Alessandro Corda Joins Faculty of Queen's University, Belfast School of Law

The Robina Institute is pleased to announce that Robina Institute Fellow in Comparative and Cross-National Justice System Studies, Alessandro Corda, has joined the faculty as a Lecturer (Assistant Professor) at Queen's University, Belfast School of Law in the United Kingdom.

While at the Robina Institute, Professor Corda focused his work on policies and practices regarding the front-end and the back-end of the criminal justice system in the U.S. and other Western jurisdictions. His primary research interests include criminal law and procedure, sentencing, comparative criminal justice and penal policy, sociology of punishment, criminal law theory, white-collar and corporate crime, and the impact of neuroscience on the administration of criminal law. Prior to joining the Robina Institute, he was a Visiting Researcher at Yale Law School and a Research Scholar at the Center for Research in Crime and Justice at NYU School of Law. He holds a J.D. summa cum laude from the University of Pavia School of Law (Italy), a Ph.D. in Law from the University of Pavia (completing a dissertation on the changes in sentencing laws and practices regarding antitrust offenses over time in four jurisdictions), and an LL.M. from NYU School of Law, where he was a recipient of the prestigious Hauser Global Scholarship. His work has been published (or is forthcoming) in leading law and criminal justice journals and book projects.

F​rom University of Minnesota Law School Professor Michael Tonry:

"Alessandro's high standards, creativity, and cosmopolitan air have inspired us all. As he leaves Minneapolis to continue a no doubt glorious career, some might now describe him as a Robina Fellow. Not too many years from now the senior Robina folk may be best known for having once been protégés of Alessandro Corda.​"​

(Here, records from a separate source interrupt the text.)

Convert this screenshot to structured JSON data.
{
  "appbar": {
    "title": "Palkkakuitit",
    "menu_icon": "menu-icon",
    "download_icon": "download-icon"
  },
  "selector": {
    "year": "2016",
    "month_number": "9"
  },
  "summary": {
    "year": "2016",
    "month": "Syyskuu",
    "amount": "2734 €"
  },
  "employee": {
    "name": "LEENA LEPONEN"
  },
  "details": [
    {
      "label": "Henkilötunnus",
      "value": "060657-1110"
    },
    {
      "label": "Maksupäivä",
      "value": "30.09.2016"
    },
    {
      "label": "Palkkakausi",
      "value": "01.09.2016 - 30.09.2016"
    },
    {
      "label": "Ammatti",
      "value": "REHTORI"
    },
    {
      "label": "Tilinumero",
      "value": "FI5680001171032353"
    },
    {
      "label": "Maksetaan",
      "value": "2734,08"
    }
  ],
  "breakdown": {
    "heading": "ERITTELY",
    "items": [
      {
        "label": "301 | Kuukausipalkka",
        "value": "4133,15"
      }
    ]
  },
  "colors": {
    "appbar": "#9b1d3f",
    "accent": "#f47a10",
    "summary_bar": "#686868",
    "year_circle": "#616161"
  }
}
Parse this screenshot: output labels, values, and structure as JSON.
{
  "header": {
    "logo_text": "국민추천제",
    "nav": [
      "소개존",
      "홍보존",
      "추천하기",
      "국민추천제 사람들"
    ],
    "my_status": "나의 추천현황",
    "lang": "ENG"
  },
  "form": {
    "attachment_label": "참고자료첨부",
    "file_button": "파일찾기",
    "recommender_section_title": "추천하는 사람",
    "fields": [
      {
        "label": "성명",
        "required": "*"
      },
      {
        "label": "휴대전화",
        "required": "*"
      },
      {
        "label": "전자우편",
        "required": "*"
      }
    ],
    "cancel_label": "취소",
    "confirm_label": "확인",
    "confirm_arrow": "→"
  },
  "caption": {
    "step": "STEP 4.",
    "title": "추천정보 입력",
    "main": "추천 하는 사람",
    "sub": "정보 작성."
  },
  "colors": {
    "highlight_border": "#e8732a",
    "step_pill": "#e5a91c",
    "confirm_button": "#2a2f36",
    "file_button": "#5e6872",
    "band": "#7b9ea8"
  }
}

Alessandro Corda was the author or co-author on several projects during his time at the Robina Institute, including comparative research on American Exceptionalism in probation and parole. He collaborated on the conference and forthcoming publication on American Exceptionalism in Crime and Punishment with Professor Kevin Reitz and on several volumes of Crime and Justice (University of Chicago Press) with Professor Michael Tonry. He published "Sentencing and Penal Policies in Italy, 1985–2015: The Tale of a Troubled Country​" in Crime and Justice in 2016.

​The Robina Institute wishes Professor Corda the best of luck in his new role and we are grateful for his many contributions to the Institute.